# Problem details
Pull each line holding the word "JSON" from the data.

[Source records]
+ + + + +

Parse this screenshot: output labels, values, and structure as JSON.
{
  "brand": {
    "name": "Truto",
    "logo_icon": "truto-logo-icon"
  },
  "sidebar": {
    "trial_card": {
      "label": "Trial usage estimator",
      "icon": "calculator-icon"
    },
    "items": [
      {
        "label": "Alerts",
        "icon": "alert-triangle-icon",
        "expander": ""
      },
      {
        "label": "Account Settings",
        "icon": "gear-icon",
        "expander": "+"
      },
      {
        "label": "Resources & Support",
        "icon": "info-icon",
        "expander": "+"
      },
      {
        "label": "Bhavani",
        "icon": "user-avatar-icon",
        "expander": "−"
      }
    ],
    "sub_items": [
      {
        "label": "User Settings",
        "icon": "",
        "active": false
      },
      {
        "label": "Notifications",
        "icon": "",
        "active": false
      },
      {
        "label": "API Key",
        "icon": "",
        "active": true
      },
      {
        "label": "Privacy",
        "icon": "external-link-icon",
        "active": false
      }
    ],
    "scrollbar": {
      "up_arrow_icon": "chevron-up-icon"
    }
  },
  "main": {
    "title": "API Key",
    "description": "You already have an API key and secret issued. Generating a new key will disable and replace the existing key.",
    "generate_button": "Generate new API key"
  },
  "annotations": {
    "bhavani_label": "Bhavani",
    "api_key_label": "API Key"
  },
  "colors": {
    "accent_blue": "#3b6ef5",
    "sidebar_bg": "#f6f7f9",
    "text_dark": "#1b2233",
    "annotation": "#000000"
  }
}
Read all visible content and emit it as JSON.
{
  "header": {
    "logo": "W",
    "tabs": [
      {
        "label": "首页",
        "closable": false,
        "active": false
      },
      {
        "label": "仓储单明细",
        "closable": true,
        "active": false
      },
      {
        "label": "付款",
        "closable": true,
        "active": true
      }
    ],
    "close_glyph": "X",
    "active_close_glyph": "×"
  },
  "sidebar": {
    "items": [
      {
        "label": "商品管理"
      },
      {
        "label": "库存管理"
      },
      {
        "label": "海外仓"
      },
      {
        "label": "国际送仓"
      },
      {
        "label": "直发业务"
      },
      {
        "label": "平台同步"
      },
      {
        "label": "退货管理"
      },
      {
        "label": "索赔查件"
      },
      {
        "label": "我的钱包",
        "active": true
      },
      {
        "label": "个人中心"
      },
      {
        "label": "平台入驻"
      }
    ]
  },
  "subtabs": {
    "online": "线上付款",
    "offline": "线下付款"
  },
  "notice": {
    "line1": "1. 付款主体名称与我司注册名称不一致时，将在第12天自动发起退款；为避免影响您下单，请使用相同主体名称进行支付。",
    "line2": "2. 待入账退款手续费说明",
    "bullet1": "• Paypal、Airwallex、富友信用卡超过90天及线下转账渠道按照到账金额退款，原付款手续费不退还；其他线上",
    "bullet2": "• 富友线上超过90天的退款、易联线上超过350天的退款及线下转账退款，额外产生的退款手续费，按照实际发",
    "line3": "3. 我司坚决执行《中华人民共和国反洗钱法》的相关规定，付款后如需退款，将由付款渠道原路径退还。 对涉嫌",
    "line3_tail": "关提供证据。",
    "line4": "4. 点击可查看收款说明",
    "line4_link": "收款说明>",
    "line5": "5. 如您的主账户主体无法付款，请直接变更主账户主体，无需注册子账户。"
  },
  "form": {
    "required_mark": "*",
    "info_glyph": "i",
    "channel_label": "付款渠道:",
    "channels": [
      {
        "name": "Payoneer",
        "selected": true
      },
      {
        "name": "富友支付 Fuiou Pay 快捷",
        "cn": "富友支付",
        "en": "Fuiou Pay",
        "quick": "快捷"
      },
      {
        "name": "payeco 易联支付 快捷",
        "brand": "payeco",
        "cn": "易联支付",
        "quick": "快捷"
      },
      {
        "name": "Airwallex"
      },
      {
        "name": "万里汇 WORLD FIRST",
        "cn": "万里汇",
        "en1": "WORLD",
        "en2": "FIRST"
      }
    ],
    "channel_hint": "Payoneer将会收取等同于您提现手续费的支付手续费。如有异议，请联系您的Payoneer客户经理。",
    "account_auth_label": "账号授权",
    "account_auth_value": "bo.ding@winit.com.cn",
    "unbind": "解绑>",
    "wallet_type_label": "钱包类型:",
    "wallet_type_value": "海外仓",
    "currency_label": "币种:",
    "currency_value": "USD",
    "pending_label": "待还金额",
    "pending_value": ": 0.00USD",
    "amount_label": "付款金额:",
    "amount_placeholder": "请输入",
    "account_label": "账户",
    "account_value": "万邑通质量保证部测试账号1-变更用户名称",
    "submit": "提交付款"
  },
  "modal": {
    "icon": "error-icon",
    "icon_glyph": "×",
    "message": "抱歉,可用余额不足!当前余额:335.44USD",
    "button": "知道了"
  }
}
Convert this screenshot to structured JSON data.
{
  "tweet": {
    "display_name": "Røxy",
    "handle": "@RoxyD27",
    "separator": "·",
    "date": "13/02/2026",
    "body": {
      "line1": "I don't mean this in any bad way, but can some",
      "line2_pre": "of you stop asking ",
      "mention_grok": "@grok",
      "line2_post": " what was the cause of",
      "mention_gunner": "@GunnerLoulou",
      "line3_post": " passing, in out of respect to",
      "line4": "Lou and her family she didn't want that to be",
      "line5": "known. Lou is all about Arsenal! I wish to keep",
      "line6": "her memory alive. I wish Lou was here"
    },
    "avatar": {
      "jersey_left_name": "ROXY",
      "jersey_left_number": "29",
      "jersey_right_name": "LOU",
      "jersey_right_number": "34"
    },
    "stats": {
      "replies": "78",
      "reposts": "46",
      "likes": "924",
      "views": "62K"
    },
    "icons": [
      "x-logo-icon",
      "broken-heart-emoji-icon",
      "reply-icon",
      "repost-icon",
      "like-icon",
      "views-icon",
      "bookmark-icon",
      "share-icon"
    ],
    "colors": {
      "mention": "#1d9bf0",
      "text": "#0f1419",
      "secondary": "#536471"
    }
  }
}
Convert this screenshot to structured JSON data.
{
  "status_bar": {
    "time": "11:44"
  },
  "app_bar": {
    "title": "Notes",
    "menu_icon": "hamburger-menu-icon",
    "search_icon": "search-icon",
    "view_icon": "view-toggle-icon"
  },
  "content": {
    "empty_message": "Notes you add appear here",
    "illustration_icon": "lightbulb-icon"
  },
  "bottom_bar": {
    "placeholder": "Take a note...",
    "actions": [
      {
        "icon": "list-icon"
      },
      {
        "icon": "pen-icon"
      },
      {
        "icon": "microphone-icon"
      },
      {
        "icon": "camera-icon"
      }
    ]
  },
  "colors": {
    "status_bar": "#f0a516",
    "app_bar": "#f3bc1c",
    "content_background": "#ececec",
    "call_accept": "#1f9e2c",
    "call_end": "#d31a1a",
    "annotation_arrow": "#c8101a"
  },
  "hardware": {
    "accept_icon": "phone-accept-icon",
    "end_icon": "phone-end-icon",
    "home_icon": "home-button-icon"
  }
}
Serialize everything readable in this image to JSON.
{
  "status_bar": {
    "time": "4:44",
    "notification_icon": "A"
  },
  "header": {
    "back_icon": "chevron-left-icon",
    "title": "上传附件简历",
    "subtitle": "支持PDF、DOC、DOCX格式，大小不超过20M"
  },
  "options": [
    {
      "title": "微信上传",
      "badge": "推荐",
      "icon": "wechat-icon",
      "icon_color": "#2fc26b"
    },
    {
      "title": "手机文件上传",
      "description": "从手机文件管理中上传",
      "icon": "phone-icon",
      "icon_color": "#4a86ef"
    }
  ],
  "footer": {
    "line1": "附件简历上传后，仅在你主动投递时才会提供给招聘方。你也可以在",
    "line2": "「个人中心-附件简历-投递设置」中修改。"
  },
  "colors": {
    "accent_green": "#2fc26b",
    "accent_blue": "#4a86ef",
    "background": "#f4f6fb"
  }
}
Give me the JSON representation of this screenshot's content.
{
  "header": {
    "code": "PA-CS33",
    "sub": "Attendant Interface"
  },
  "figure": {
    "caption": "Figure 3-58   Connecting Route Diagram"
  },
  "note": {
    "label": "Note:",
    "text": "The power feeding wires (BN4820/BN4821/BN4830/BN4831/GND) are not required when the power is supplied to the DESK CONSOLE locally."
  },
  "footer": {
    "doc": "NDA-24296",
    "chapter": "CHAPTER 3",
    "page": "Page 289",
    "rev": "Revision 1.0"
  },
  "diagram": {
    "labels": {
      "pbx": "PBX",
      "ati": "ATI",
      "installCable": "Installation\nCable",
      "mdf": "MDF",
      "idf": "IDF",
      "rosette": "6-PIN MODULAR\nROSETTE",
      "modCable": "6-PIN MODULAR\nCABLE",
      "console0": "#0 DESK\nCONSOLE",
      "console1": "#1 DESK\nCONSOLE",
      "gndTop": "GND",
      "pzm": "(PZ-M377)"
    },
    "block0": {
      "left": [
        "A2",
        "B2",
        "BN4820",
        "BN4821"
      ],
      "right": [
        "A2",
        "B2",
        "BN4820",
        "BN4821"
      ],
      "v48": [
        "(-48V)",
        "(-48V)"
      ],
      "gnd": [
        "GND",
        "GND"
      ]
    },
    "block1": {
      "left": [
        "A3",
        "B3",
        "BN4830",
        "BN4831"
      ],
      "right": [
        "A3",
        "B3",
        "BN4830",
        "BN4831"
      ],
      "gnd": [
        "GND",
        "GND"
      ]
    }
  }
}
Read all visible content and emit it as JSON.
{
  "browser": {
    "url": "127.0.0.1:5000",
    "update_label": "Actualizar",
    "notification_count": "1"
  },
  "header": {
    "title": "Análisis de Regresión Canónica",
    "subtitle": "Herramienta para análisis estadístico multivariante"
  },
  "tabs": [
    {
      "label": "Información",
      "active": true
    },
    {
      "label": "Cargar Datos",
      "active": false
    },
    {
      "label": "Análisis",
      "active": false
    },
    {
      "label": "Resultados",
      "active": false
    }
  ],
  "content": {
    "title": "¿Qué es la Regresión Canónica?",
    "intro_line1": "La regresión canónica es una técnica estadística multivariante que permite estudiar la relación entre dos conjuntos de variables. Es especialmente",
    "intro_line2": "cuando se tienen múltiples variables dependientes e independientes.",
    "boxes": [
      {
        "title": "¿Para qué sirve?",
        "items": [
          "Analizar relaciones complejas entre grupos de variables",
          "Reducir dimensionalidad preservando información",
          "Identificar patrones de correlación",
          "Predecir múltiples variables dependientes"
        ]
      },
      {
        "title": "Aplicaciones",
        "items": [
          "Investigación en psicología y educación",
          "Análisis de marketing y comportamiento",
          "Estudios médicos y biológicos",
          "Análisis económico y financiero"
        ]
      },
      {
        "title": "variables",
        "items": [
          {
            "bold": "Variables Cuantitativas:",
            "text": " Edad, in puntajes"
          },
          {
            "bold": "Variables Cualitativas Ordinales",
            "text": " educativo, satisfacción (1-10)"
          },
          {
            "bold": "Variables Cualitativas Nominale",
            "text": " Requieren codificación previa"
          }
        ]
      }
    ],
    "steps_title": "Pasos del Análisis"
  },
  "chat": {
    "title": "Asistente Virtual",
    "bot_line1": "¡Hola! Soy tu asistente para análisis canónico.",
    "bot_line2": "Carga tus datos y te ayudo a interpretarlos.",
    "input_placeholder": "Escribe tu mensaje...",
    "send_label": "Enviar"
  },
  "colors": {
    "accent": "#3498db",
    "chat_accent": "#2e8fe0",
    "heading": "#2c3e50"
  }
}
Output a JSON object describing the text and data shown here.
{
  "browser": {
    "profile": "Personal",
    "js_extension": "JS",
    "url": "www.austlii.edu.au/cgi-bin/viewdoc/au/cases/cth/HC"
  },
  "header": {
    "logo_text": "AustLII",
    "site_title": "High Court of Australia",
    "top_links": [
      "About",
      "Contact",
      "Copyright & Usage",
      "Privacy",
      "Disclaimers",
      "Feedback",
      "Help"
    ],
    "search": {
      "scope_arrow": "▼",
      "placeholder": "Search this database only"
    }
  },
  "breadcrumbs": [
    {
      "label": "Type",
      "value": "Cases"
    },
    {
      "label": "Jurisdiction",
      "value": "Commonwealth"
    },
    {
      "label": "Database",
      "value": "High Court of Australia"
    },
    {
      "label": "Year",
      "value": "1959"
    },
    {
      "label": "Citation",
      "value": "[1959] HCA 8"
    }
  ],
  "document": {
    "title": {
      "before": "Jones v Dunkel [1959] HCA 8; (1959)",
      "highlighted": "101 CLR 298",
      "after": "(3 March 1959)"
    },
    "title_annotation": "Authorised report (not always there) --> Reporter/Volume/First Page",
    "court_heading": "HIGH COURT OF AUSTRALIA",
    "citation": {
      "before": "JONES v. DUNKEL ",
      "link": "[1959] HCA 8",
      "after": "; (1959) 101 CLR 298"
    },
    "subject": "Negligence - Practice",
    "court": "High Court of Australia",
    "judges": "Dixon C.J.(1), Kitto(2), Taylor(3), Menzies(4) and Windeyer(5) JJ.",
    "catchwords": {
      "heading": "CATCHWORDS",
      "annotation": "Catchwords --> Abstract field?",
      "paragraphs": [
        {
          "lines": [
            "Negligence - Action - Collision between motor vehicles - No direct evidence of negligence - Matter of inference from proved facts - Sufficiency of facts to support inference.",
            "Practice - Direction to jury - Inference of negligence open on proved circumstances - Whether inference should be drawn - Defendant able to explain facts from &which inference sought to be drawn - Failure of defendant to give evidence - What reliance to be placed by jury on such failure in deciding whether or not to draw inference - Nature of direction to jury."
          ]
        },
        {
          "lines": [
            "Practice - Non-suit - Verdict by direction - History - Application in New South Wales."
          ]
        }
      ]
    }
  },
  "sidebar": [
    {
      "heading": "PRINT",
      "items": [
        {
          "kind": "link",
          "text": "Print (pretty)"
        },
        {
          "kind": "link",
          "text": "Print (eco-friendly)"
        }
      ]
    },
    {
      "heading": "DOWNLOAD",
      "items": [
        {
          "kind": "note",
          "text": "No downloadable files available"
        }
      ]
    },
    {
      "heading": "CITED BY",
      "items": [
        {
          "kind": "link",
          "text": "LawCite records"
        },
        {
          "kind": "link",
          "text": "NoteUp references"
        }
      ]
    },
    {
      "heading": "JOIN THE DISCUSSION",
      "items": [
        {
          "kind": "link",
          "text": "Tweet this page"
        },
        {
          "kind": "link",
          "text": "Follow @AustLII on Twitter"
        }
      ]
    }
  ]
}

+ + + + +

# Task result
Parse this screenshot: output labels, values, and structure as JSON.
Read all visible content and emit it as JSON.
Convert this screenshot to structured JSON data.
Convert this screenshot to structured JSON data.
Serialize everything readable in this image to JSON.
Give me the JSON representation of this screenshot's content.
Read all visible content and emit it as JSON.
Output a JSON object describing the text and data shown here.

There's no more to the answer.